═══ Source records ═══

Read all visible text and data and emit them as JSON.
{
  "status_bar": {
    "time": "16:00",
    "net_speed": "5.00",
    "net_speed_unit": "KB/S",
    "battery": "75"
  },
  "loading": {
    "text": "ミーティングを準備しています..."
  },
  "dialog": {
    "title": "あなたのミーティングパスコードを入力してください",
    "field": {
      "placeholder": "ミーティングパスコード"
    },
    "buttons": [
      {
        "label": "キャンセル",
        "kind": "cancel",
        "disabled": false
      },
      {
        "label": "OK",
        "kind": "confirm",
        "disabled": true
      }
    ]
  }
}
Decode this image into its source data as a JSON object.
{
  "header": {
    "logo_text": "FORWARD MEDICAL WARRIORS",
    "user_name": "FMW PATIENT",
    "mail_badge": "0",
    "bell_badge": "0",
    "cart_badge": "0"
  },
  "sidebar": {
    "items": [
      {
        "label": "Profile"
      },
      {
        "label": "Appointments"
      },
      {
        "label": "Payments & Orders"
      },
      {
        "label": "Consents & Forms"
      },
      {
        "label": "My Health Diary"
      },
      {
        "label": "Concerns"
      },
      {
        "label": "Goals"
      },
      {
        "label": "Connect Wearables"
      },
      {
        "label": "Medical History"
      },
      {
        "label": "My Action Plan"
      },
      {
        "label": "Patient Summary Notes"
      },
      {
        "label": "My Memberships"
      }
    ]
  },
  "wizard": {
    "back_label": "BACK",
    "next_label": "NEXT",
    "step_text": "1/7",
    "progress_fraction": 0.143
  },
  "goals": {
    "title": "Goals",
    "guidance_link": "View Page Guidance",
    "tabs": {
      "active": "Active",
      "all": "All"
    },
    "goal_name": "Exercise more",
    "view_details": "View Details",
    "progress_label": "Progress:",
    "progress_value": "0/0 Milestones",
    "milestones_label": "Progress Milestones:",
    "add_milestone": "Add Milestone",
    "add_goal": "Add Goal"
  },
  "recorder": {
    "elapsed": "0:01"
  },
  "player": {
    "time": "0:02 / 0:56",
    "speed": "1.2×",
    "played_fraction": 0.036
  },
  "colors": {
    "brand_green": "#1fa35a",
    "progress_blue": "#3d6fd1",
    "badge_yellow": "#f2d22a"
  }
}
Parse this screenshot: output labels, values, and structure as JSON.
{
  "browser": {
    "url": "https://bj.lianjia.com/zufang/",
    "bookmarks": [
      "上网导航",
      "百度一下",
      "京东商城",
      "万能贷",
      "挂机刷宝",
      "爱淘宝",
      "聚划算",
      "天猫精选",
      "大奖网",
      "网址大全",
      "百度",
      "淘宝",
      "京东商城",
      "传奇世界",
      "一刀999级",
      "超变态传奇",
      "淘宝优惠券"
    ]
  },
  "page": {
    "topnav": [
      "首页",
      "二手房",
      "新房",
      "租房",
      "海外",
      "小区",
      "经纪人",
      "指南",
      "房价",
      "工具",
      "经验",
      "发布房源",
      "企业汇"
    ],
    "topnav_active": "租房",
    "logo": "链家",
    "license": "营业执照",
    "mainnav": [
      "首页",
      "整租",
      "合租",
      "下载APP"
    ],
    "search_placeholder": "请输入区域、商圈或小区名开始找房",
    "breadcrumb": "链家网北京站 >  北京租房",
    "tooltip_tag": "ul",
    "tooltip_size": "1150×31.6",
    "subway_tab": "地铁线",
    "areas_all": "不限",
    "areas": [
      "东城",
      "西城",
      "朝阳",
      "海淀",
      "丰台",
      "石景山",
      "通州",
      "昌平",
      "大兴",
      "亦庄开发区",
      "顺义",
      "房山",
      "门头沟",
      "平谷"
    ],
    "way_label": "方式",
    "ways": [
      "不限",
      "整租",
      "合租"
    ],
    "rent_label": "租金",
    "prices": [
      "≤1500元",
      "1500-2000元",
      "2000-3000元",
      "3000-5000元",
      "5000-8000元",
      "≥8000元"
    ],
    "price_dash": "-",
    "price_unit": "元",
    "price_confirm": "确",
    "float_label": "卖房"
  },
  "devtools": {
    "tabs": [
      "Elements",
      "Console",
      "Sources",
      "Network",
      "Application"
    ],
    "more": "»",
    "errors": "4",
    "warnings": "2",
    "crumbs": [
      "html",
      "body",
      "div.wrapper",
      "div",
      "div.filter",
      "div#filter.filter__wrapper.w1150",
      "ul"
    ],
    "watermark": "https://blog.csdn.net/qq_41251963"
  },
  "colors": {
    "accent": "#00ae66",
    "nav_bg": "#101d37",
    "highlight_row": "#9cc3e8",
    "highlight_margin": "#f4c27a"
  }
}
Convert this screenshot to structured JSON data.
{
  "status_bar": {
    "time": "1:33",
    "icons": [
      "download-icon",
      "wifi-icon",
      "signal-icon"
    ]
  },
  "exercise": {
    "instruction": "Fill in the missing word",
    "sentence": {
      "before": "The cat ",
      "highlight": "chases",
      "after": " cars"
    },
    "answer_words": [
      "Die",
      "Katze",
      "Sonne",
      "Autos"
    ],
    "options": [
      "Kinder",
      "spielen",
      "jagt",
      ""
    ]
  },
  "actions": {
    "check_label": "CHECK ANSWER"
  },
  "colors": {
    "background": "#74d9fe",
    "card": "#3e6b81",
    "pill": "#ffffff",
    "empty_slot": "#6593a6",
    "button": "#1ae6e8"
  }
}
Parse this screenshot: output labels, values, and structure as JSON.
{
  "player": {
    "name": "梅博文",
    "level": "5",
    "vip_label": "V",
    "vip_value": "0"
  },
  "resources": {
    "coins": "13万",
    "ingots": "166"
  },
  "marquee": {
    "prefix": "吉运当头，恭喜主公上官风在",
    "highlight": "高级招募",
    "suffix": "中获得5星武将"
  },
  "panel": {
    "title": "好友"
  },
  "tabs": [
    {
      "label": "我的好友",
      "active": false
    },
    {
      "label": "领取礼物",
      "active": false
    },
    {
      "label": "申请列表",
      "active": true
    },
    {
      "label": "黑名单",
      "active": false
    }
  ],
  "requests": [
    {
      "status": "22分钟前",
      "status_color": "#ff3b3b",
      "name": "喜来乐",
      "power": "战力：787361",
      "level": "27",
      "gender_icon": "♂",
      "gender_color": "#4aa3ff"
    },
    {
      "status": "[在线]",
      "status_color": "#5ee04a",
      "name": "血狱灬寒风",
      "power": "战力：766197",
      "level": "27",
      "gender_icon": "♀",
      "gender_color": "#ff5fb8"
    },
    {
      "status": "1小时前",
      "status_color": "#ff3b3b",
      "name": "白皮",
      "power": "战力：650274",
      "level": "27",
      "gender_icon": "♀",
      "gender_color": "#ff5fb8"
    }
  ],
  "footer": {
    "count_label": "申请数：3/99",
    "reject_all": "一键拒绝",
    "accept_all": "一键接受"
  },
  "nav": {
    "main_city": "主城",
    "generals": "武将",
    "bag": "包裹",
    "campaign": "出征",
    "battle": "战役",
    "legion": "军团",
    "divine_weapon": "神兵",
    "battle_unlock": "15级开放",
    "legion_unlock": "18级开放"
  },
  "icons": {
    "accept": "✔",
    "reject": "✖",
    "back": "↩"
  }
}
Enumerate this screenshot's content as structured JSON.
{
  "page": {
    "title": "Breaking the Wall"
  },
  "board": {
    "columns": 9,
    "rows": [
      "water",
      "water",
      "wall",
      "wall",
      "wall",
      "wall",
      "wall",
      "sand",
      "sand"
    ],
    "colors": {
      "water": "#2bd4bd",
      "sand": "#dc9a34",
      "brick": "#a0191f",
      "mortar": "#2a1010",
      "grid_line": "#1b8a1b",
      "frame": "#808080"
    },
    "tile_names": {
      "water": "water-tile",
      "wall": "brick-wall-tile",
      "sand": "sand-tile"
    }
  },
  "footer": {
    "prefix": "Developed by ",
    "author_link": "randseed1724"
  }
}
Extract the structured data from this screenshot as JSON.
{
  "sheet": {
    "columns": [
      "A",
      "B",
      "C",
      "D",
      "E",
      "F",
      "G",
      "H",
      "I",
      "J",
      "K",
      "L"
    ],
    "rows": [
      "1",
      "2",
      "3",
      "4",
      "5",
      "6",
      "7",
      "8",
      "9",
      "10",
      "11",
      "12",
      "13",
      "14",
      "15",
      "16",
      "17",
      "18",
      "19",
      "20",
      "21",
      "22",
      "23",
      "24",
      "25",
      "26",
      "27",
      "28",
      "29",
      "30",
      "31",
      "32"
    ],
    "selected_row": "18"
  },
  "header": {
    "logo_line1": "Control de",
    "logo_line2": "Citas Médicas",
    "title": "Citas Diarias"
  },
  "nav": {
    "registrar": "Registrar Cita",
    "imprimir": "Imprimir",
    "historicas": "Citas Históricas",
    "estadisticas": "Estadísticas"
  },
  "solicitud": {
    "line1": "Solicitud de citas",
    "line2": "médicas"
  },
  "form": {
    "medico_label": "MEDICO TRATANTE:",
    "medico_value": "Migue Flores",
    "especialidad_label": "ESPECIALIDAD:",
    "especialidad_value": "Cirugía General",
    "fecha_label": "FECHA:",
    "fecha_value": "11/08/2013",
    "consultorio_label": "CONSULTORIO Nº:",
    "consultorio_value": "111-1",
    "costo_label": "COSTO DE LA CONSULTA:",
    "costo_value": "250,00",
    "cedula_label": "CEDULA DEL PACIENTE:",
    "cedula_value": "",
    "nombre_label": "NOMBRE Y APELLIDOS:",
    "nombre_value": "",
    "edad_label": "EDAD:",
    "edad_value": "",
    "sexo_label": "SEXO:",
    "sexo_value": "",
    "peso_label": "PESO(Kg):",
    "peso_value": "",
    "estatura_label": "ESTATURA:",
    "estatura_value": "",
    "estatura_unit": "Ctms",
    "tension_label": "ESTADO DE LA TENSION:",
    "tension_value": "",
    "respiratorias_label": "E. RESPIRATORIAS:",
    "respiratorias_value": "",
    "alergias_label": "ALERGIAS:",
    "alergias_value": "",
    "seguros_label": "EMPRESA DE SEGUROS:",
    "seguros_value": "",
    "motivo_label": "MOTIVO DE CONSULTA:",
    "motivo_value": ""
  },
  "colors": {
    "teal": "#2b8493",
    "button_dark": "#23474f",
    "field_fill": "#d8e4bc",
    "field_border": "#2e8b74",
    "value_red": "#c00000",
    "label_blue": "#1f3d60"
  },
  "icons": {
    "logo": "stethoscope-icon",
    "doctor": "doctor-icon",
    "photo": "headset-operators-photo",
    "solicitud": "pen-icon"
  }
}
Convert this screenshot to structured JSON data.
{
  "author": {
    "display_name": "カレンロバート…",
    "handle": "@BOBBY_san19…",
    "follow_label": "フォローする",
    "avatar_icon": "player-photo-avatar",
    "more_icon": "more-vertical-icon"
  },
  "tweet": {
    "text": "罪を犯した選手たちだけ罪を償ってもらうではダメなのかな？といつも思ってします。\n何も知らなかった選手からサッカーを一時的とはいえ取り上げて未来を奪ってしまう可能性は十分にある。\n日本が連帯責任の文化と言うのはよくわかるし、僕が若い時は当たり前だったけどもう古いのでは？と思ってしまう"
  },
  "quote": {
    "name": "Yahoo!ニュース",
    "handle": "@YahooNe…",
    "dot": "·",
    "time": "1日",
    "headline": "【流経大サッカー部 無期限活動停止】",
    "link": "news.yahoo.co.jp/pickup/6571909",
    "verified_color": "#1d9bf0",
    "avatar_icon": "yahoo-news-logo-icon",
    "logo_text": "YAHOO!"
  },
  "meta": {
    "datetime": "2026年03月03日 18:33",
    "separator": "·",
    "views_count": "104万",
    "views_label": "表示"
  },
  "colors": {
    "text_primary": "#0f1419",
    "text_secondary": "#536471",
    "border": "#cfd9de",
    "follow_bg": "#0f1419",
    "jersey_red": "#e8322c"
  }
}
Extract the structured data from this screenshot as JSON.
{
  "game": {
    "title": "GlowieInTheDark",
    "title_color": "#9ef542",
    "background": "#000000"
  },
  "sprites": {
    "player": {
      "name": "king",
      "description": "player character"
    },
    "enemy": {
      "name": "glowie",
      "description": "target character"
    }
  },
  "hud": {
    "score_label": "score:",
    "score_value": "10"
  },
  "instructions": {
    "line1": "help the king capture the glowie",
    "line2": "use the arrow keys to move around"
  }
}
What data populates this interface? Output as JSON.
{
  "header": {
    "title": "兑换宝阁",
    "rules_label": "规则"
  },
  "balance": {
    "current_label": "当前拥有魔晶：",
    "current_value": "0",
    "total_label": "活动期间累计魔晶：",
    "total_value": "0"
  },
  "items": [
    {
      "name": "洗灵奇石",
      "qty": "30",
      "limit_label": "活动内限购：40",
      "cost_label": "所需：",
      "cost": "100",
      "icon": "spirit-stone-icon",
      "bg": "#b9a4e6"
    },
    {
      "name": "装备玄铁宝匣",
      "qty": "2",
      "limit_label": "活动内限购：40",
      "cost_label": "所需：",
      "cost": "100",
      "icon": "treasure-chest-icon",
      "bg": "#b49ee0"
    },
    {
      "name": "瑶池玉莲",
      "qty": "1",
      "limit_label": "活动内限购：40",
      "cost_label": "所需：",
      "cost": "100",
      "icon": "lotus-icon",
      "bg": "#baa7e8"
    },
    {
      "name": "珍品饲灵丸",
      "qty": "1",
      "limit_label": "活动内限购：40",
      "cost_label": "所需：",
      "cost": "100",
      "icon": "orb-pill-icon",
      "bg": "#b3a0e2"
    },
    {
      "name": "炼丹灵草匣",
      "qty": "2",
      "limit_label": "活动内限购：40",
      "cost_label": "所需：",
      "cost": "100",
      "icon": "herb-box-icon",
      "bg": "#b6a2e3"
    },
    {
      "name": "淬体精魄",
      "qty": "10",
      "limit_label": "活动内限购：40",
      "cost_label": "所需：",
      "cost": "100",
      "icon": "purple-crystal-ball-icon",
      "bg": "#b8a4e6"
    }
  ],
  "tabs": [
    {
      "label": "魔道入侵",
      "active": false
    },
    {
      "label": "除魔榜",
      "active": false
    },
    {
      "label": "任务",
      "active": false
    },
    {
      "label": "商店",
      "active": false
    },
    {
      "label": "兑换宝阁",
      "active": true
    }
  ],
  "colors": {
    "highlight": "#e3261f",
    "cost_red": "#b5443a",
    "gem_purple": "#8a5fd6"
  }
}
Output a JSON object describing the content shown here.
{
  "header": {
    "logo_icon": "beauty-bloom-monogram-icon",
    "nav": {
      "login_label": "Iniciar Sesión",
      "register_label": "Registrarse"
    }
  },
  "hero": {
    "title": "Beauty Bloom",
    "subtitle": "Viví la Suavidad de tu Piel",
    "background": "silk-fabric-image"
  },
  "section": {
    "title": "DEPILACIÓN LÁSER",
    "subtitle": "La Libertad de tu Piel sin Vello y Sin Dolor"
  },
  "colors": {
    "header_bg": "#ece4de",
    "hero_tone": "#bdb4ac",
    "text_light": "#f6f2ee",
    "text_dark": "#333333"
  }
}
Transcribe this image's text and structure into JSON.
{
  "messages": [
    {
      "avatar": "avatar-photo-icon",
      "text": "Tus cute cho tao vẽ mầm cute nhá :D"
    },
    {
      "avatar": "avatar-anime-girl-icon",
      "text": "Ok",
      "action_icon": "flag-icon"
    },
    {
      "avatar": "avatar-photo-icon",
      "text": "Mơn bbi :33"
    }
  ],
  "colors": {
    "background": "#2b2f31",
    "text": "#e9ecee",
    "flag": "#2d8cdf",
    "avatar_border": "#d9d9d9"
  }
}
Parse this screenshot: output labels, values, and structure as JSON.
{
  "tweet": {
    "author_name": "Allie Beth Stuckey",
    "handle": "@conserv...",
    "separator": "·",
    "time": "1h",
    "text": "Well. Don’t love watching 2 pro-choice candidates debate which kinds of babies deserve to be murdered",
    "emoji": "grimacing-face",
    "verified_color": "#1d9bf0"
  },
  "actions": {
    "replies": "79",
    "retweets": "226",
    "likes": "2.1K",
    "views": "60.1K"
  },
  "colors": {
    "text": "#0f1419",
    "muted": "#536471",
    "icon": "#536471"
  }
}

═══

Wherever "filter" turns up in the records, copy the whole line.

## Answer section
      "div.filter",
      "div#filter.filter__wrapper.w1150",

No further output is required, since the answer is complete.